Exercise directions: The reply should contain each record below, returned exactly as given.

──────── Source information ────────

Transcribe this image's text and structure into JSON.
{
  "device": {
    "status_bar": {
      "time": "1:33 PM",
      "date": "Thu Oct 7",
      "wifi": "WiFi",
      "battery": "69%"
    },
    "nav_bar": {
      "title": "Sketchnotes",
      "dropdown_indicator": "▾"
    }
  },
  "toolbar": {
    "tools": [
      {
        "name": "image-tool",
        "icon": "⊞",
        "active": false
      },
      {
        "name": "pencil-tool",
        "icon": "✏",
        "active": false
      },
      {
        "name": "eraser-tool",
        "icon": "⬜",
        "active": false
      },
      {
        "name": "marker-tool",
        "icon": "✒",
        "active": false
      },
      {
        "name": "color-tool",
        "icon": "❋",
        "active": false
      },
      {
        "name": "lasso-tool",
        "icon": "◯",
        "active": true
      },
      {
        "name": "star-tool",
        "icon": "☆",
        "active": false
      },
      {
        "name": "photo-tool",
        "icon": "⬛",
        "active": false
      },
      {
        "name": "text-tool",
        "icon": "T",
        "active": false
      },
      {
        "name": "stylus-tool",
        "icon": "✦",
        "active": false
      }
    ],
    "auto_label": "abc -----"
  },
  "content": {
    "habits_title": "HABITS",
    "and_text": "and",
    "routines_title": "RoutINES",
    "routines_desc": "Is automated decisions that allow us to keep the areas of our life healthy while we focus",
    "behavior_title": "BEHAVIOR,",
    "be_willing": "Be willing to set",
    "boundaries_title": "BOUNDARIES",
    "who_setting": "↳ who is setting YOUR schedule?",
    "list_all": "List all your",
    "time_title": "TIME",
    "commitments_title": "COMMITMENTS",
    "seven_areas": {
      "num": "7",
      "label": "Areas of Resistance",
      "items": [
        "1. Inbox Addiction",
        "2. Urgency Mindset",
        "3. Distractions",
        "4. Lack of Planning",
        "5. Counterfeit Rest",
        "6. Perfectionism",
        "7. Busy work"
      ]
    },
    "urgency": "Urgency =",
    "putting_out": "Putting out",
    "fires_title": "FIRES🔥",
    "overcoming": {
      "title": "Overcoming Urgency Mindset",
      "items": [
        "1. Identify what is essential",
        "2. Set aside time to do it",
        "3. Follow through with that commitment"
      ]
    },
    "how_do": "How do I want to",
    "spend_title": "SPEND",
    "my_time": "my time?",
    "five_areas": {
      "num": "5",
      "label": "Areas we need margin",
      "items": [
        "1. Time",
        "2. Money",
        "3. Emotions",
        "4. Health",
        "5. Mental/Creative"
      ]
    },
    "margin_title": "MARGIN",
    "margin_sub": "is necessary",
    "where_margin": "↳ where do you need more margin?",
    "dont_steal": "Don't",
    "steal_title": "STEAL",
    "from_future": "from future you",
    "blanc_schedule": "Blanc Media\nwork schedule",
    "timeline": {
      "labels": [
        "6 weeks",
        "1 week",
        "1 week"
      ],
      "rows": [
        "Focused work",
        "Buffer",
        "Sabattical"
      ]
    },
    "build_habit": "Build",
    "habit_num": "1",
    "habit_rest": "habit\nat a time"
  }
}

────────

Exercise answer:
Transcribe this image's text and structure into JSON.
{
  "device": {
    "status_bar": {
      "time": "1:33 PM",
      "date": "Thu Oct 7",
      "wifi": "WiFi",
      "battery": "69%"
    },
    "nav_bar": {
      "title": "Sketchnotes",
      "dropdown_indicator": "▾"
    }
  },
  "toolbar": {
    "tools": [
      {
        "name": "image-tool",
        "icon": "⊞",
        "active": false
      },
      {
        "name": "pencil-tool",
        "icon": "✏",
        "active": false
      },
      {
        "name": "eraser-tool",
        "icon": "⬜",
        "active": false
      },
      {
        "name": "marker-tool",
        "icon": "✒",
        "active": false
      },
      {
        "name": "color-tool",
        "icon": "❋",
        "active": false
      },
      {
        "name": "lasso-tool",
        "icon": "◯",
        "active": true
      },
      {
        "name": "star-tool",
        "icon": "☆",
        "active": false
      },
      {
        "name": "photo-tool",
        "icon": "⬛",
        "active": false
      },
      {
        "name": "text-tool",
        "icon": "T",
        "active": false
      },
      {
        "name": "stylus-tool",
        "icon": "✦",
        "active": false
      }
    ],
    "auto_label": "abc -----"
  },
  "content": {
    "habits_title": "HABITS",
    "and_text": "and",
    "routines_title": "RoutINES",
    "routines_desc": "Is automated decisions that allow us to keep the areas of our life healthy while we focus",
    "behavior_title": "BEHAVIOR,",
    "be_willing": "Be willing to set",
    "boundaries_title": "BOUNDARIES",
    "who_setting": "↳ who is setting YOUR schedule?",
    "list_all": "List all your",
    "time_title": "TIME",
    "commitments_title": "COMMITMENTS",
    "seven_areas": {
      "num": "7",
      "label": "Areas of Resistance",
      "items": [
        "1. Inbox Addiction",
        "2. Urgency Mindset",
        "3. Distractions",
        "4. Lack of Planning",
        "5. Counterfeit Rest",
        "6. Perfectionism",
        "7. Busy work"
      ]
    },
    "urgency": "Urgency =",
    "putting_out": "Putting out",
    "fires_title": "FIRES🔥",
    "overcoming": {
      "title": "Overcoming Urgency Mindset",
      "items": [
        "1. Identify what is essential",
        "2. Set aside time to do it",
        "3. Follow through with that commitment"
      ]
    },
    "how_do": "How do I want to",
    "spend_title": "SPEND",
    "my_time": "my time?",
    "five_areas": {
      "num": "5",
      "label": "Areas we need margin",
      "items": [
        "1. Time",
        "2. Money",
        "3. Emotions",
        "4. Health",
        "5. Mental/Creative"
      ]
    },
    "margin_title": "MARGIN",
    "margin_sub": "is necessary",
    "where_margin": "↳ where do you need more margin?",
    "dont_steal": "Don't",
    "steal_title": "STEAL",
    "from_future": "from future you",
    "blanc_schedule": "Blanc Media\nwork schedule",
    "timeline": {
      "labels": [
        "6 weeks",
        "1 week",
        "1 week"
      ],
      "rows": [
        "Focused work",
        "Buffer",
        "Sabattical"
      ]
    },
    "build_habit": "Build",
    "habit_num": "1",
    "habit_rest": "habit\nat a time"
  }
}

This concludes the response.